• _GIVEN RECORDS_:
-------

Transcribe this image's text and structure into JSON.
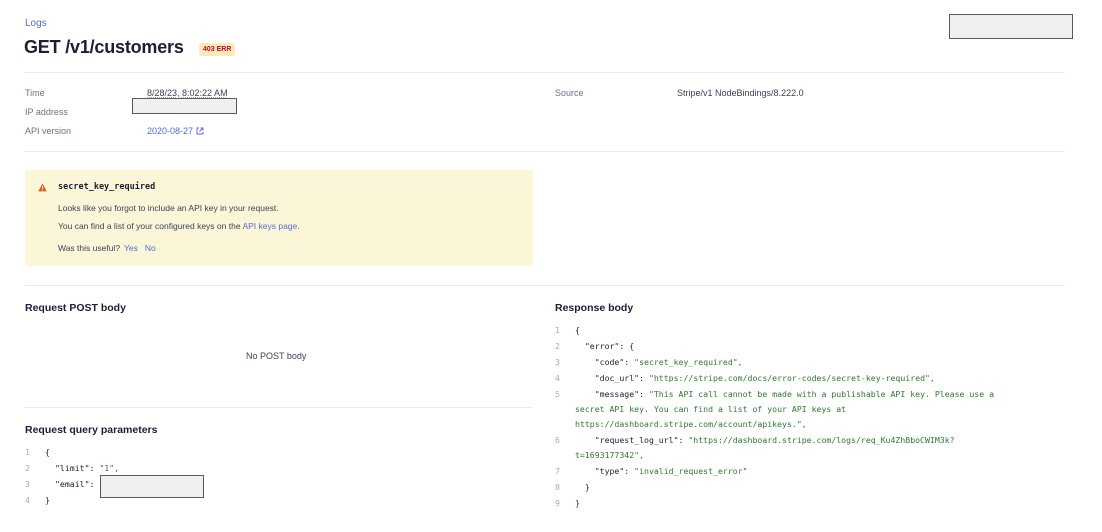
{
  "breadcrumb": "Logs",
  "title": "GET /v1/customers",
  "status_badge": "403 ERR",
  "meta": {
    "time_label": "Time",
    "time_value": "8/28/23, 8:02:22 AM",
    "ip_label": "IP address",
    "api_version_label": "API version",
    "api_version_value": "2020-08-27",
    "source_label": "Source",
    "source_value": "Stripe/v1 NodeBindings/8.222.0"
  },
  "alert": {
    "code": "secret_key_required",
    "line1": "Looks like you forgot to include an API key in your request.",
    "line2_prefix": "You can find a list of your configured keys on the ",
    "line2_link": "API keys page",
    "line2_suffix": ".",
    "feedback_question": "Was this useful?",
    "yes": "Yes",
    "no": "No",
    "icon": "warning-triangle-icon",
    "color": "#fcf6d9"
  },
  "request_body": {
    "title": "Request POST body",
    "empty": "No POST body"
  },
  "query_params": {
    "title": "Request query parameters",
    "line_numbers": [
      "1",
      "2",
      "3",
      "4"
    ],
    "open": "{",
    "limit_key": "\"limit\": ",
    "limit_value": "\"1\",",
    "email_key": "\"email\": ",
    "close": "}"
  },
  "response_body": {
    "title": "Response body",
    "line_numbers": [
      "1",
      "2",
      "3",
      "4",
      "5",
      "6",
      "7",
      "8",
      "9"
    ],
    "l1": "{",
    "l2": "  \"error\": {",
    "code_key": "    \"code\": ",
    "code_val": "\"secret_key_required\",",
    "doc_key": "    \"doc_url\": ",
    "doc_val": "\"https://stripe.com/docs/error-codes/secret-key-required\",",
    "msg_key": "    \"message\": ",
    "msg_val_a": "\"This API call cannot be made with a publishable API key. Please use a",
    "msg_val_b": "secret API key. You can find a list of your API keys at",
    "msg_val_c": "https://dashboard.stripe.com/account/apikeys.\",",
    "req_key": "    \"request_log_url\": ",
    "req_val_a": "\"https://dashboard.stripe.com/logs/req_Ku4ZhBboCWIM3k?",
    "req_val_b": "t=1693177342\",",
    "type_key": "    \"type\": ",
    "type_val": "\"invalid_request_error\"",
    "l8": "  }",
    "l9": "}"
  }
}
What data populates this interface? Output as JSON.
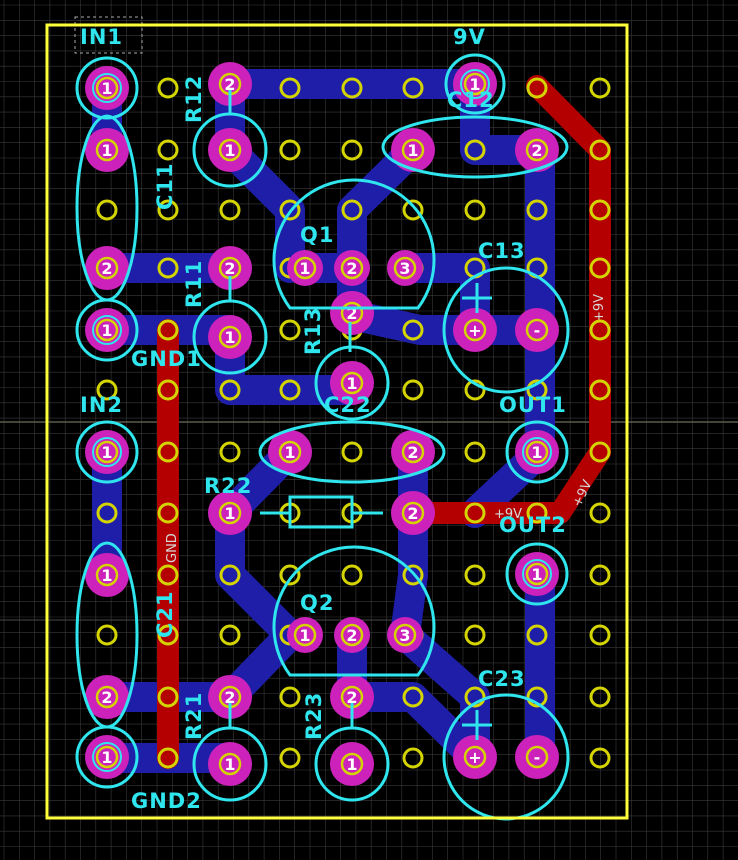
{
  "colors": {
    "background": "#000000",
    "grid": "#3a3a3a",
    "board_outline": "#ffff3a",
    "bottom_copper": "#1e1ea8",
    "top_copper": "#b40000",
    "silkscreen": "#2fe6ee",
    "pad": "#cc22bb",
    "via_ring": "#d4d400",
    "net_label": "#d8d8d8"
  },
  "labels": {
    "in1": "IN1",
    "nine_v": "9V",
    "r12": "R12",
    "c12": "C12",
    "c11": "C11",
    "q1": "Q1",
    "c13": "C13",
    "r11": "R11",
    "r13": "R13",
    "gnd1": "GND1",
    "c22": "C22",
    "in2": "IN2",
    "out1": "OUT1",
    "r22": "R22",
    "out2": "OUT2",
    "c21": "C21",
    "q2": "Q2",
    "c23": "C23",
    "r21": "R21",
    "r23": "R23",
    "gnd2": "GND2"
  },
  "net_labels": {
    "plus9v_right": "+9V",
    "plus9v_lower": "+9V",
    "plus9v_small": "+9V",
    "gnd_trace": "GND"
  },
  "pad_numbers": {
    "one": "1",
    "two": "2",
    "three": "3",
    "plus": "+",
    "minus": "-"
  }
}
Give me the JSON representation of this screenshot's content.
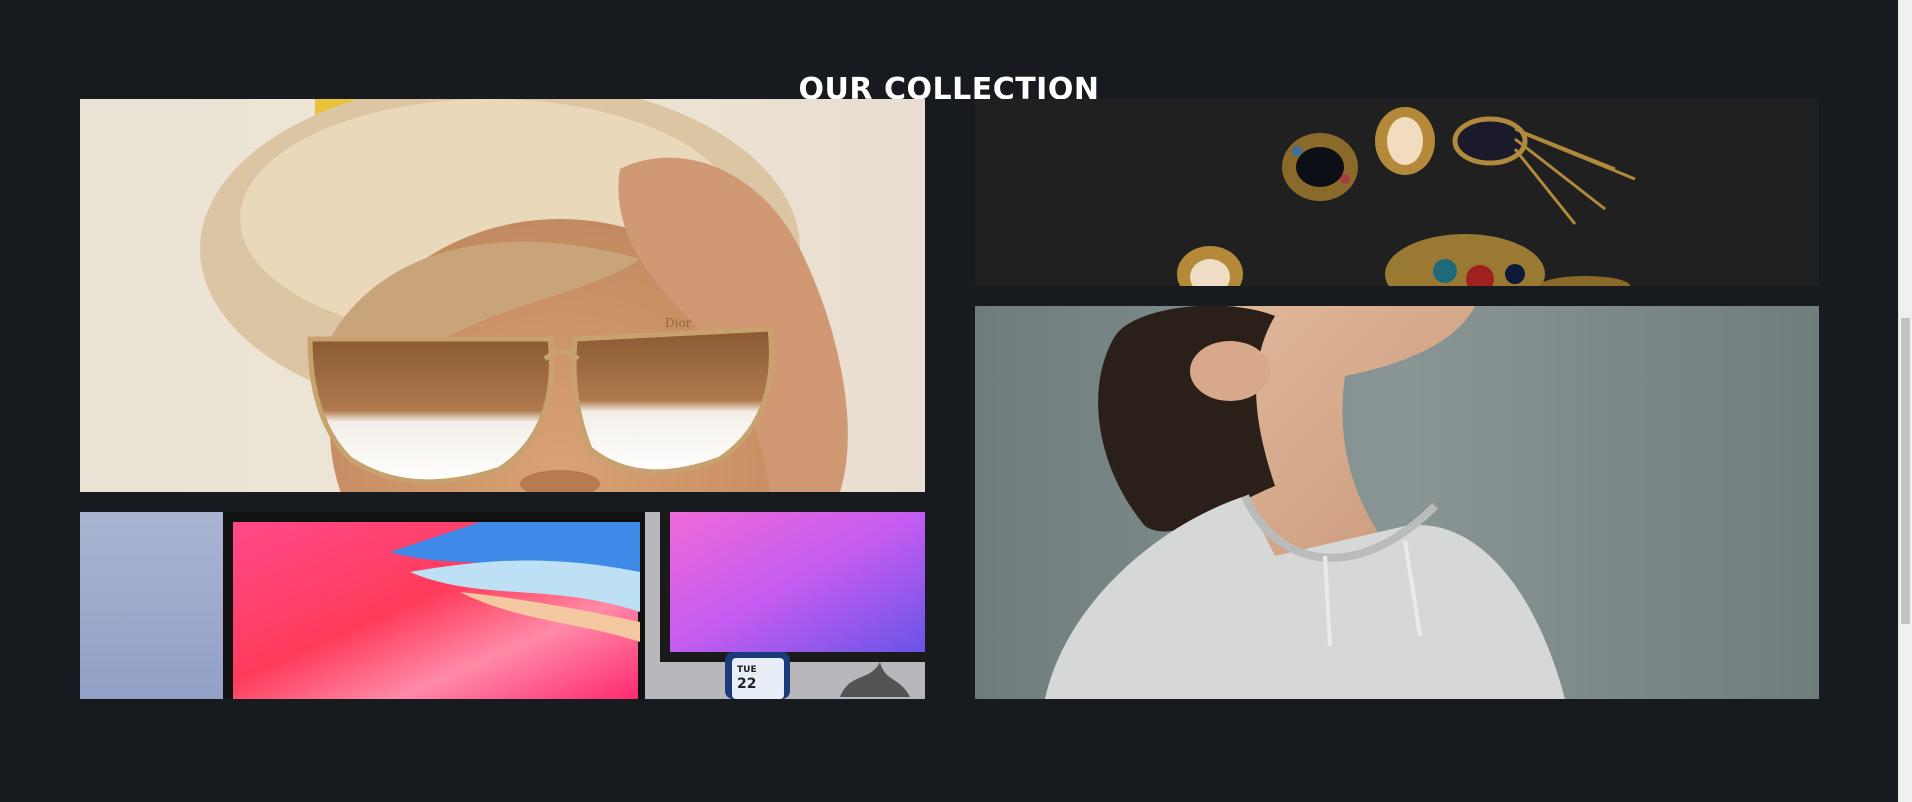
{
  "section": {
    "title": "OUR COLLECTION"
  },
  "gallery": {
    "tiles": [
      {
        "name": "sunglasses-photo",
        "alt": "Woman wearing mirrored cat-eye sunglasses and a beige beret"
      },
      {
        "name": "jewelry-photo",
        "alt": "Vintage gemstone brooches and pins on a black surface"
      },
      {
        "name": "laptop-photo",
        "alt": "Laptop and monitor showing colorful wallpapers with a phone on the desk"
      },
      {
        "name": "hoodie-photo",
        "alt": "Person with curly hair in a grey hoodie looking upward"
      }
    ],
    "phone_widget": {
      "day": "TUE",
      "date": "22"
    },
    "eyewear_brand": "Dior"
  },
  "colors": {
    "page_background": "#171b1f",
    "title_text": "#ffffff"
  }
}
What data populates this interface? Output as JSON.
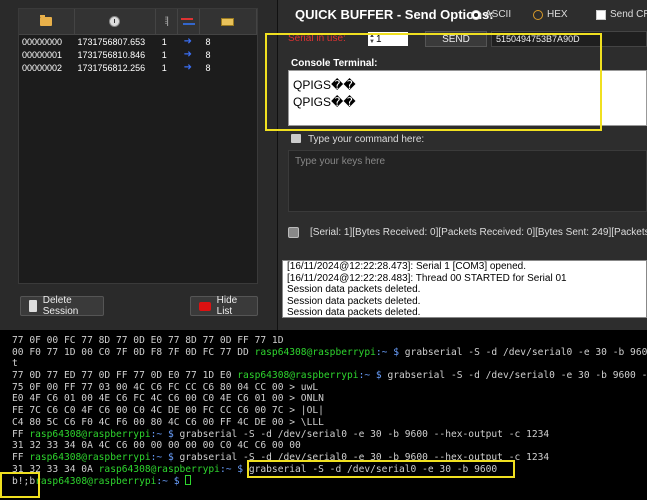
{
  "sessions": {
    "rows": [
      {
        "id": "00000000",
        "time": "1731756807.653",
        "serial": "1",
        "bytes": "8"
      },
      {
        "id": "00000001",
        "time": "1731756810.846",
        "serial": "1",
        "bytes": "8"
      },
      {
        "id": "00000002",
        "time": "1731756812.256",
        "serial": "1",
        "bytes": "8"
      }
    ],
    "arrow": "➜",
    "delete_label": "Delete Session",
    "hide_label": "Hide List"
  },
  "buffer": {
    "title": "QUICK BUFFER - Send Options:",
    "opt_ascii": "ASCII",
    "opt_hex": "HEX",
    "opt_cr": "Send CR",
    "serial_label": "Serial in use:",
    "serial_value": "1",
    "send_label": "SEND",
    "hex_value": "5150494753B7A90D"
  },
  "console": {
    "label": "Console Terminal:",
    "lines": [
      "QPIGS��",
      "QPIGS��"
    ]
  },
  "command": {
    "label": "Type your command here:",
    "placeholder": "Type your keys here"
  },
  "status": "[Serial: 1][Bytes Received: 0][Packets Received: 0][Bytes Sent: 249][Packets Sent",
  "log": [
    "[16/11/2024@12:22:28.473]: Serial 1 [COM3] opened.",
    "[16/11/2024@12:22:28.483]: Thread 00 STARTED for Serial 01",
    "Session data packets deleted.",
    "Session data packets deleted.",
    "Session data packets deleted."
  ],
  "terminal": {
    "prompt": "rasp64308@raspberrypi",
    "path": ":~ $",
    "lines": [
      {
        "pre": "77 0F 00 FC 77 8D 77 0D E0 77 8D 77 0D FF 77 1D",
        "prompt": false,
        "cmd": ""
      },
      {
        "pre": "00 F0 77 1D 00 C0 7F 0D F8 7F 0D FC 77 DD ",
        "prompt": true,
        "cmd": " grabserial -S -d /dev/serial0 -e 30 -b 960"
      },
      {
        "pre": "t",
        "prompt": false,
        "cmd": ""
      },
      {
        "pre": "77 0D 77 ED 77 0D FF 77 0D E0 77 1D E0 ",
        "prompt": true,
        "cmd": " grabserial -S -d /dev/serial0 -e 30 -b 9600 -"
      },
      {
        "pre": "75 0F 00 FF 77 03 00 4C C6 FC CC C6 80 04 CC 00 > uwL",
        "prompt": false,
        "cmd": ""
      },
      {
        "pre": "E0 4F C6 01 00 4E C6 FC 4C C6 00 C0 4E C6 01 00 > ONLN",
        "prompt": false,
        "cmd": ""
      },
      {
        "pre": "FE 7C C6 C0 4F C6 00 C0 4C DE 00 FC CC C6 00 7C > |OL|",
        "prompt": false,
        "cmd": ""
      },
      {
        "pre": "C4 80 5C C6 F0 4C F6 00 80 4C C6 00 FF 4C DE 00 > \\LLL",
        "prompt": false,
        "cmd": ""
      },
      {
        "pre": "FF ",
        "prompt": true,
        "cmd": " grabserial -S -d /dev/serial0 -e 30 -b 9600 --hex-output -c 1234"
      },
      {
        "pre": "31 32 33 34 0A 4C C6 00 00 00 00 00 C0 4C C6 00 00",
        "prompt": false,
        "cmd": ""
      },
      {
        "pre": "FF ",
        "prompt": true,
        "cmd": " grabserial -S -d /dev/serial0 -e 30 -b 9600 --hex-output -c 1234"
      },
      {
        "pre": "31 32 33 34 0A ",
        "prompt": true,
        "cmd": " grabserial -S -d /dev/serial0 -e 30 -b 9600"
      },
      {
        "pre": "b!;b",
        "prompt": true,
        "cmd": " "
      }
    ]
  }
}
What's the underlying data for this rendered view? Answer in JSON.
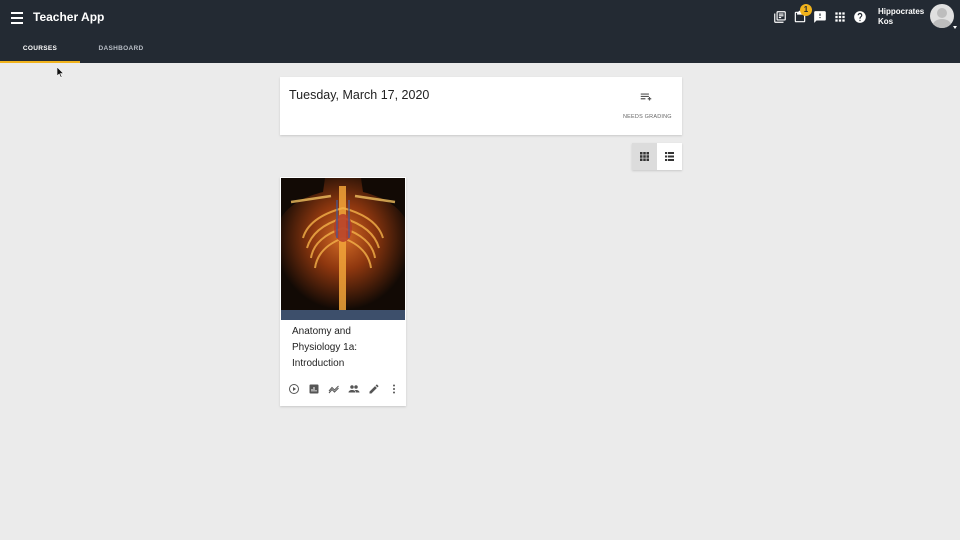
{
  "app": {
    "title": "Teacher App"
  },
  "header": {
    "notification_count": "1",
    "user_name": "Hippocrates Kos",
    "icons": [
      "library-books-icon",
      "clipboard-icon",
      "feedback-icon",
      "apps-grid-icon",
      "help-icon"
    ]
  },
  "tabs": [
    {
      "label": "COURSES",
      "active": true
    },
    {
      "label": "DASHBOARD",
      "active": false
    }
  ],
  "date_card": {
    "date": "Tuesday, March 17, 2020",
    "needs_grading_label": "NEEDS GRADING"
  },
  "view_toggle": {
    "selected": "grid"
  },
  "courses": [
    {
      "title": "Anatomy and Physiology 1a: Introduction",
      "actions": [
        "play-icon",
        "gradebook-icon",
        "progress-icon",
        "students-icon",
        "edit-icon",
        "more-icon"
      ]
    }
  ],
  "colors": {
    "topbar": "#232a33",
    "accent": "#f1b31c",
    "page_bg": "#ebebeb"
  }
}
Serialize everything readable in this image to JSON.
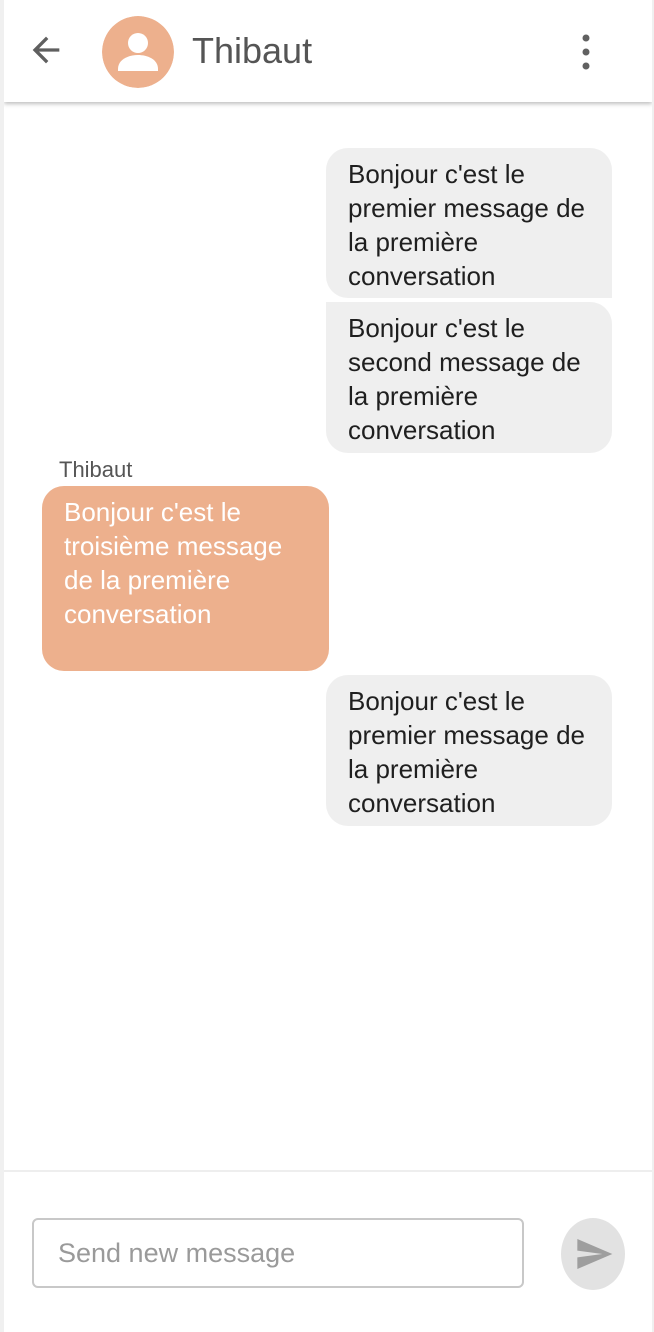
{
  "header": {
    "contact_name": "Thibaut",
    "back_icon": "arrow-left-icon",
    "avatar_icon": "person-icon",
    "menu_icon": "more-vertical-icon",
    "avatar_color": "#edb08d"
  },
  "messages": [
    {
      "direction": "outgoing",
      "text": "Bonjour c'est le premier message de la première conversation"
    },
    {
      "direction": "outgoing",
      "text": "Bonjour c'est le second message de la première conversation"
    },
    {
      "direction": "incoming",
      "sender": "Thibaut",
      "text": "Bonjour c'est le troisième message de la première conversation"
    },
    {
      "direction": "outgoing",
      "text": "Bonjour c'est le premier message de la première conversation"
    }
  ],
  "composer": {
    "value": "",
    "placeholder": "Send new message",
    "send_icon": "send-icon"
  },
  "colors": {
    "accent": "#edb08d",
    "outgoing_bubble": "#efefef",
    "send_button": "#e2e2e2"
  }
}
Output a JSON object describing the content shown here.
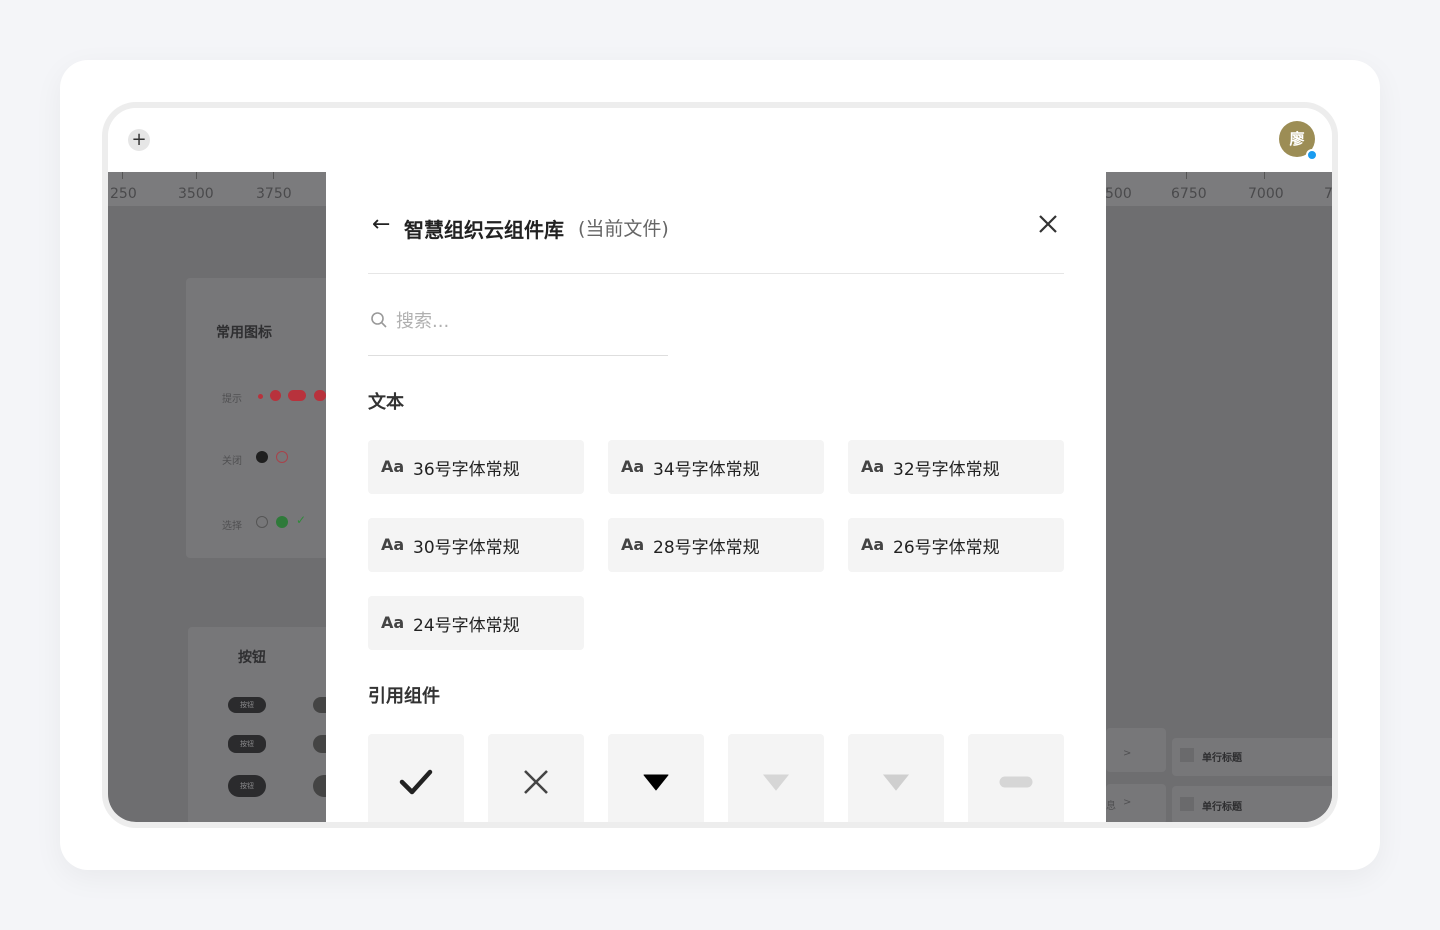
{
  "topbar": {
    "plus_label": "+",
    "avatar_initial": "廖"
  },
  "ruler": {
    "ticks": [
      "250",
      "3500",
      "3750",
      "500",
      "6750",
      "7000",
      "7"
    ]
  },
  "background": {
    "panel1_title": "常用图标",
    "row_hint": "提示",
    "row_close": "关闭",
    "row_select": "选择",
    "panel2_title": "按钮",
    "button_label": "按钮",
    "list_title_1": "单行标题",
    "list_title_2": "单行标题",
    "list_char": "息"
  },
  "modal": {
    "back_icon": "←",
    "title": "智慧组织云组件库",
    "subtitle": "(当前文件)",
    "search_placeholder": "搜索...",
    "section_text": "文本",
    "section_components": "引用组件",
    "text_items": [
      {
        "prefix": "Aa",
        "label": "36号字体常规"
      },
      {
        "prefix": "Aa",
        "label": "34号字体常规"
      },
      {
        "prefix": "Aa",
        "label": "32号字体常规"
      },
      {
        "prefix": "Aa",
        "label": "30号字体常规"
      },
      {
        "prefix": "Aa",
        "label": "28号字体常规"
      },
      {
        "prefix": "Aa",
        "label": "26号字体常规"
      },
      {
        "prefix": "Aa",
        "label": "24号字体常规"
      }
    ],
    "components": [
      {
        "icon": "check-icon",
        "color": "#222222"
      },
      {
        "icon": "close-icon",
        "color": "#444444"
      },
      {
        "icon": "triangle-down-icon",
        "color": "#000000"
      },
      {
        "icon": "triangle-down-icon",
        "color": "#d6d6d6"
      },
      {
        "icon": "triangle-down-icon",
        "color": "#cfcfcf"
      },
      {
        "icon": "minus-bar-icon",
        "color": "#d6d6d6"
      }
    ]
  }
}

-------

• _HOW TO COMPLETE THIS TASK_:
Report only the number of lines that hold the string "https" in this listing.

• _RESULT OF THE EXERCISE_:
3